- Brian Stoller, Leader Digital Strategy - Managing Partner, Mindshare
- Dennis Adamovich, SVP Brand Digital Activation/GM Festivals, Turner Entertainment Networks
- Myles Felsing, CMO, Delivery Agent, Inc.
- Mark McLaren, VP, Audience Measurement, IPSOS MediaCT
- Dominique Nguyen, Director, Bravo Emerging Media, NBC Universal
- Scott Rosenberg, Co-Founder & CEO, Umami
Surprise! In 2010 we thought tablets were great “media consumption devices” that supercharged content engagement. But in 2011 the metrics showed us that iPads were also cash registers, driving users to browse and buy from e-commerce sites at levels no one saw coming. Everything from conversion rates to average order sizes get a significant boost from the touch screen, as the tablet proved perfect for lean-back shopping. Retailers are scrambling to retool their sites for tablet browsers and craft app strategies that capture this new T-Commerce channel. We ask retailers and their developers to share what they learned from the most recent holiday shopping season from tablet owners and how they plan to market to the big T-Commerce surprise.
- Chuck Martin, Editor, IoT Daily, MediaPost @chuckmartin
- Sarah Amitay, VP, Mobile Marking Director, Mobext/Havas
- Sheila Collins, Senior Manager, CCSG Digital Marketing, American Express
- Derek Fridman, Creative Director, SapientNitro
- Chris Gonzalez, Director, Mobile Product Management, Gilt Groupe
- Alex Schmelkin, President and Co-Founder, Alexander Interactive
Greg Clayman, Publisher of The Daily, discusses how the first ever daily tablet-only publication is doing one year in, and where it is headed in 2012. Clayman will speak to lessons The Daily has learned about the developing tablet consumer market place and share surprising and unique insights.

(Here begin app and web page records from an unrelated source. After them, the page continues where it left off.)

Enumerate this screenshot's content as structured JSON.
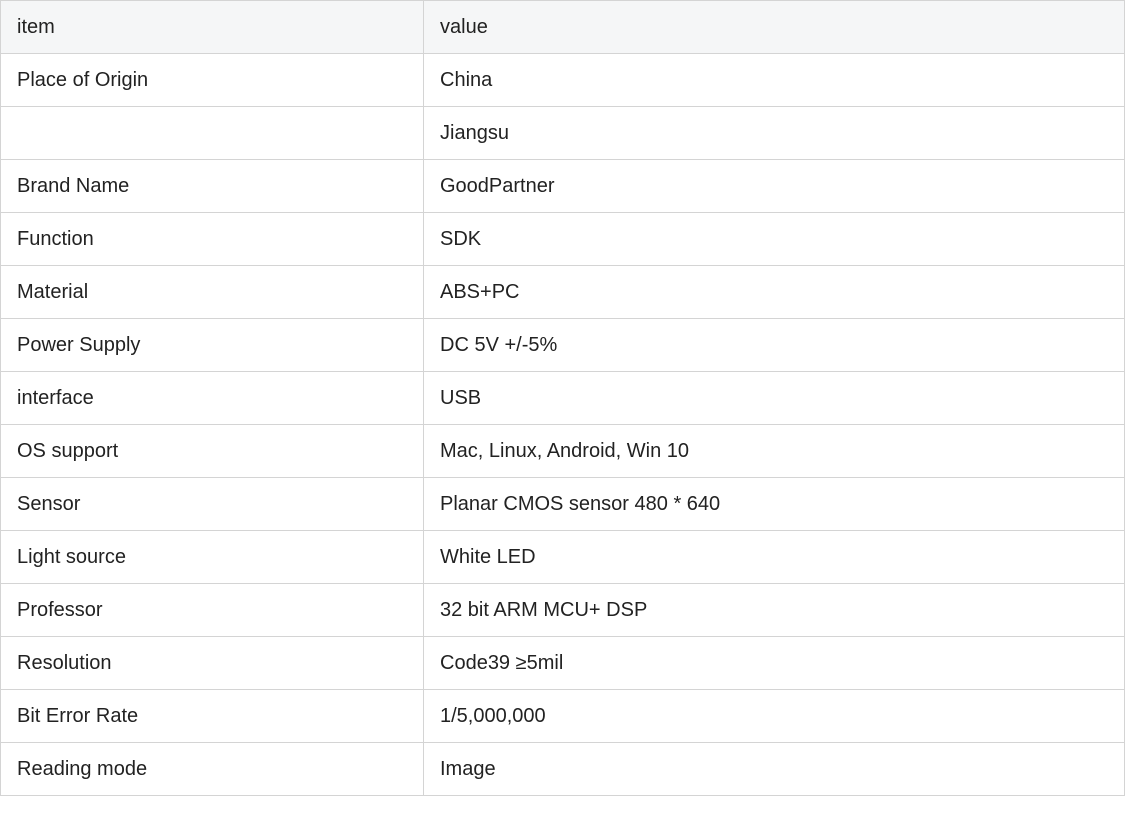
{
  "table": {
    "headers": [
      "item",
      "value"
    ],
    "rows": [
      [
        "Place of Origin",
        "China"
      ],
      [
        "",
        "Jiangsu"
      ],
      [
        "Brand Name",
        "GoodPartner"
      ],
      [
        "Function",
        "SDK"
      ],
      [
        "Material",
        "ABS+PC"
      ],
      [
        "Power Supply",
        "DC 5V +/-5%"
      ],
      [
        "interface",
        "USB"
      ],
      [
        "OS support",
        "Mac, Linux, Android, Win 10"
      ],
      [
        "Sensor",
        "Planar CMOS sensor 480 * 640"
      ],
      [
        "Light source",
        "White LED"
      ],
      [
        "Professor",
        "32 bit ARM MCU+ DSP"
      ],
      [
        "Resolution",
        "Code39 ≥5mil"
      ],
      [
        "Bit Error Rate",
        "1/5,000,000"
      ],
      [
        "Reading mode",
        "Image"
      ]
    ]
  },
  "colors": {
    "header_background": "#f5f6f7",
    "border": "#d4d4d4",
    "text": "#222222"
  }
}
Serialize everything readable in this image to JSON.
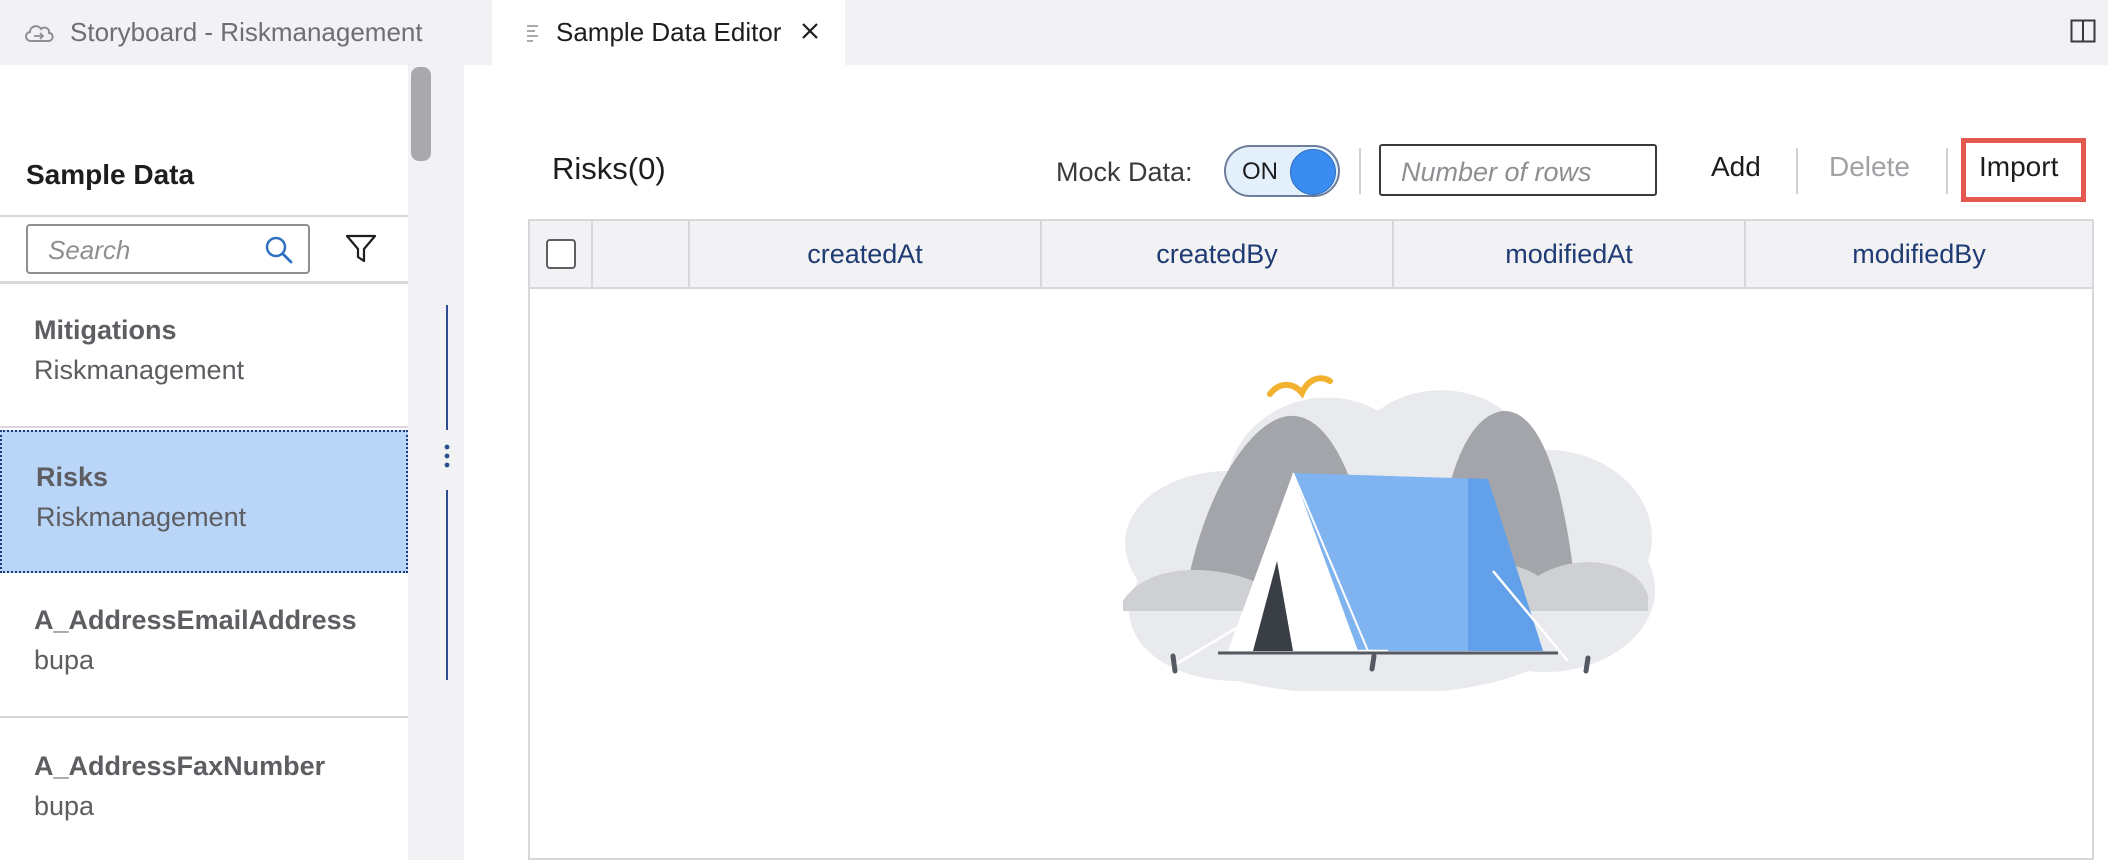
{
  "tabs": [
    {
      "label": "Storyboard - Riskmanagement",
      "icon": "cloud-icon",
      "active": false
    },
    {
      "label": "Sample Data Editor",
      "icon": "document-lines-icon",
      "active": true
    }
  ],
  "sidebar": {
    "title": "Sample Data",
    "search_placeholder": "Search",
    "items": [
      {
        "title": "Mitigations",
        "subtitle": "Riskmanagement",
        "selected": false
      },
      {
        "title": "Risks",
        "subtitle": "Riskmanagement",
        "selected": true
      },
      {
        "title": "A_AddressEmailAddress",
        "subtitle": "bupa",
        "selected": false
      },
      {
        "title": "A_AddressFaxNumber",
        "subtitle": "bupa",
        "selected": false
      }
    ]
  },
  "editor": {
    "entity_title": "Risks(0)",
    "mock_data_label": "Mock Data:",
    "mock_toggle_text": "ON",
    "rows_placeholder": "Number of rows",
    "add_label": "Add",
    "delete_label": "Delete",
    "import_label": "Import",
    "columns": [
      "createdAt",
      "createdBy",
      "modifiedAt",
      "modifiedBy"
    ]
  },
  "colors": {
    "selection_bg": "#b9d6f8",
    "toggle_knob": "#3b8cf0",
    "import_highlight": "#e4584f",
    "column_header_text": "#1f3b73"
  }
}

Two decades of digital media have been tough on the print industry. Time spent with their brands online was a fraction of offline engagement, and they competed directly with TV and Web entities with massive promotional power. Two years ago tablets offered magazines and newspapers a second chance at building a sustainable digital business model. Many have crafted sharp app experiences and even new product lines. But have they gotten the sustained attention of advertisers? What is print media’s plan for making tablet ad environments and business models at least as compelling as they once were in print?

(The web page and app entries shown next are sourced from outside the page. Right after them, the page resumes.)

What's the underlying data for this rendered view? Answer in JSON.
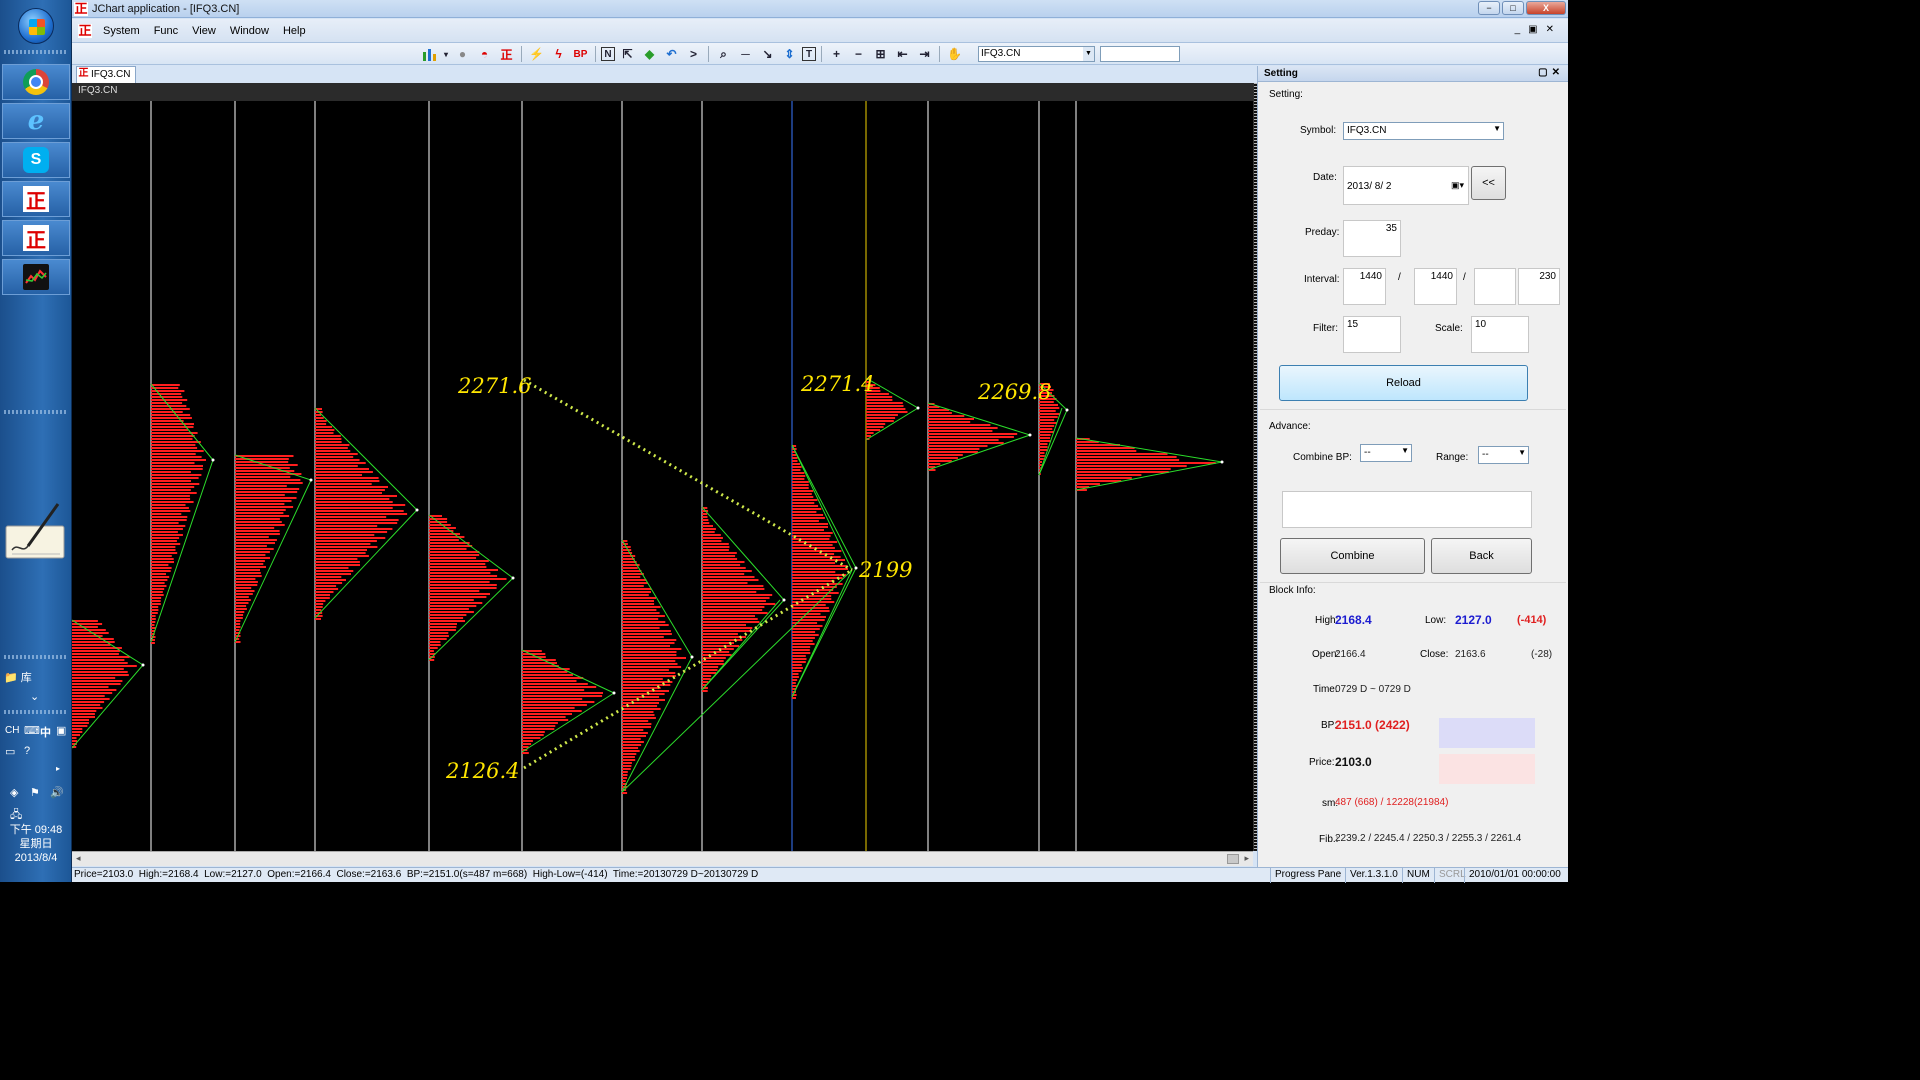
{
  "taskbar": {
    "language": "CH",
    "ime": "中",
    "library_label": "库",
    "clock": {
      "time": "下午 09:48",
      "weekday": "星期日",
      "date": "2013/8/4"
    }
  },
  "window": {
    "title": "JChart application - [IFQ3.CN]",
    "min_label": "−",
    "max_label": "□",
    "close_label": "X"
  },
  "menu": [
    "System",
    "Func",
    "View",
    "Window",
    "Help"
  ],
  "toolbar": {
    "bp_label": "BP",
    "symbol_combo": "IFQ3.CN",
    "search_value": ""
  },
  "document": {
    "tab_label": "IFQ3.CN",
    "header_label": "IFQ3.CN"
  },
  "chart_data": {
    "type": "market-profile",
    "annotations": [
      {
        "label": "2271.6",
        "kind": "high"
      },
      {
        "label": "2126.4",
        "kind": "low"
      },
      {
        "label": "2271.4",
        "kind": "high"
      },
      {
        "label": "2199",
        "kind": "pivot"
      },
      {
        "label": "2269.8",
        "kind": "high"
      }
    ],
    "separator_colors": {
      "default": "#ffffff",
      "blue": "#3a78ff",
      "yellow": "#f0d000"
    },
    "profile_color": "#ff1e1e",
    "trend_line_color": "#2bdc2b",
    "dotted_line_color": "#cfe84a",
    "label_color": "#ffe600"
  },
  "statusbar": {
    "price": "Price=2103.0",
    "high": "High:=2168.4",
    "low": "Low:=2127.0",
    "open": "Open:=2166.4",
    "close": "Close:=2163.6",
    "bp": "BP:=2151.0(s=487 m=668)",
    "high_low": "High-Low=(-414)",
    "time": "Time:=20130729 D~20130729 D",
    "progress_label": "Progress Pane",
    "version": "Ver.1.3.1.0",
    "num": "NUM",
    "scrl": "SCRL",
    "datetime": "2010/01/01 00:00:00"
  },
  "setting": {
    "title": "Setting",
    "section_setting": "Setting:",
    "symbol_label": "Symbol:",
    "symbol_value": "IFQ3.CN",
    "date_label": "Date:",
    "date_value": "2013/  8/  2",
    "back_date_label": "<<",
    "preday_label": "Preday:",
    "preday_value": "35",
    "interval_label": "Interval:",
    "interval_1": "1440",
    "interval_sep": "/",
    "interval_2": "1440",
    "interval_3": "",
    "interval_4": "230",
    "filter_label": "Filter:",
    "filter_value": "15",
    "scale_label": "Scale:",
    "scale_value": "10",
    "reload_label": "Reload",
    "section_advance": "Advance:",
    "combine_bp_label": "Combine BP:",
    "combine_bp_value": "--",
    "range_label": "Range:",
    "range_value": "--",
    "combine_label": "Combine",
    "back_label": "Back",
    "section_block": "Block Info:",
    "high_label": "High:",
    "high_value": "2168.4",
    "low_label": "Low:",
    "low_value": "2127.0",
    "diff_value": "(-414)",
    "open_label": "Open:",
    "open_value": "2166.4",
    "close_label": "Close:",
    "close_value": "2163.6",
    "close_diff": "(-28)",
    "time_label": "Time:",
    "time_value": "0729 D ~ 0729 D",
    "bp_label": "BP:",
    "bp_value": "2151.0 (2422)",
    "price_label": "Price:",
    "price_value": "2103.0",
    "sm_label": "sm:",
    "sm_value": "487 (668) / 12228(21984)",
    "fib_label": "Fib.:",
    "fib_value": "2239.2 / 2245.4 / 2250.3 / 2255.3 / 2261.4",
    "bp_swatch_color": "#dcdcf8",
    "price_swatch_color": "#fbe3e3"
  }
}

- Rebecca McPheters, CEO, McPheters & Company
- John Cantarella, President of Digital, Time Inc. News Group
- Todd Haskell, Vice President, Advertising, The New York Times / NYTimes.com

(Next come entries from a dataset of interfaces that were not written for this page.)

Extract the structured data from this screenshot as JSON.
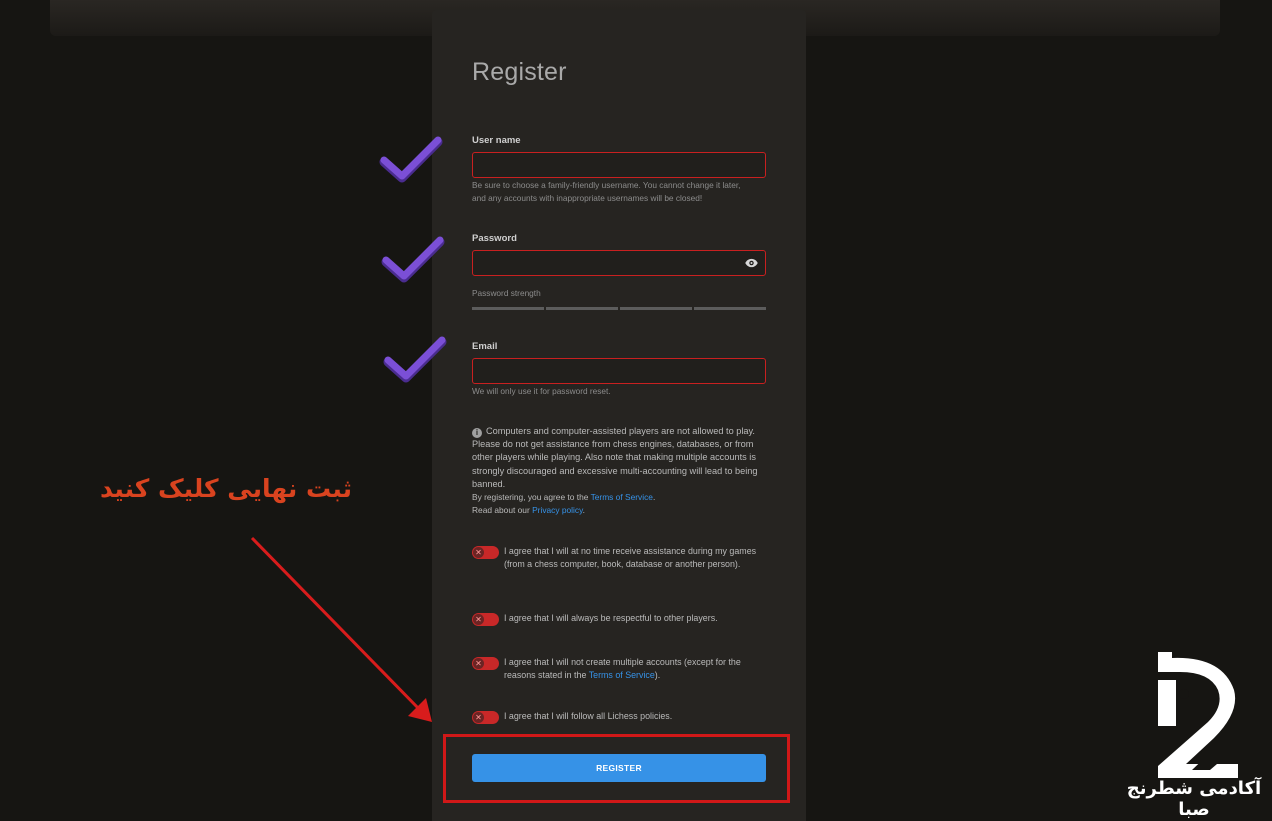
{
  "form": {
    "title": "Register",
    "username": {
      "label": "User name",
      "value": "",
      "help_line1": "Be sure to choose a family-friendly username. You cannot change it later,",
      "help_line2": "and any accounts with inappropriate usernames will be closed!"
    },
    "password": {
      "label": "Password",
      "value": "",
      "strength_label": "Password strength",
      "strength_level": 0
    },
    "email": {
      "label": "Email",
      "value": "",
      "help": "We will only use it for password reset."
    },
    "notice": {
      "text": "Computers and computer-assisted players are not allowed to play. Please do not get assistance from chess engines, databases, or from other players while playing. Also note that making multiple accounts is strongly discouraged and excessive multi-accounting will lead to being banned.",
      "tos_prefix": "By registering, you agree to the ",
      "tos_link": "Terms of Service",
      "tos_suffix": ".",
      "privacy_prefix": "Read about our ",
      "privacy_link": "Privacy policy",
      "privacy_suffix": "."
    },
    "agreements": [
      {
        "text": "I agree that I will at no time receive assistance during my games (from a chess computer, book, database or another person).",
        "checked": false
      },
      {
        "text": "I agree that I will always be respectful to other players.",
        "checked": false
      },
      {
        "text_before": "I agree that I will not create multiple accounts (except for the reasons stated in the ",
        "link": "Terms of Service",
        "text_after": ").",
        "checked": false
      },
      {
        "text": "I agree that I will follow all Lichess policies.",
        "checked": false
      }
    ],
    "register_label": "REGISTER"
  },
  "overlay": {
    "annotation_text": "ثبت نهایی کلیک کنید",
    "brand_text": "آکادمی شطرنج صبا",
    "arrow_color": "#d81c1c",
    "checkmark_color": "#7b4fd6"
  },
  "colors": {
    "background": "#161512",
    "panel": "#262421",
    "field_border_error": "#c92020",
    "accent": "#3692e7",
    "toggle_off": "#c82828"
  }
}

- Audrey Siegel, President, TargetCast tcm
- Robin Steinberg, EVP, Director of Publishing Investment, MediaVest
- Gael Towey, Chief Creative and Editorial Director, Martha Stewart Living Omnimedia
Who is doing what on which devices? Tablet habits are evolving as quickly as consumers discover new uses for their new best friend. Now that media and marketers are chasing new levels of content engagement, second screen rituals and t-commerce, what patterns are emerging to surprise us in 2012? And after this holiday, the market added at least two credible iPad competitors. We ask the major metrics companies tracking these audiences to share their vision for the what is on tap.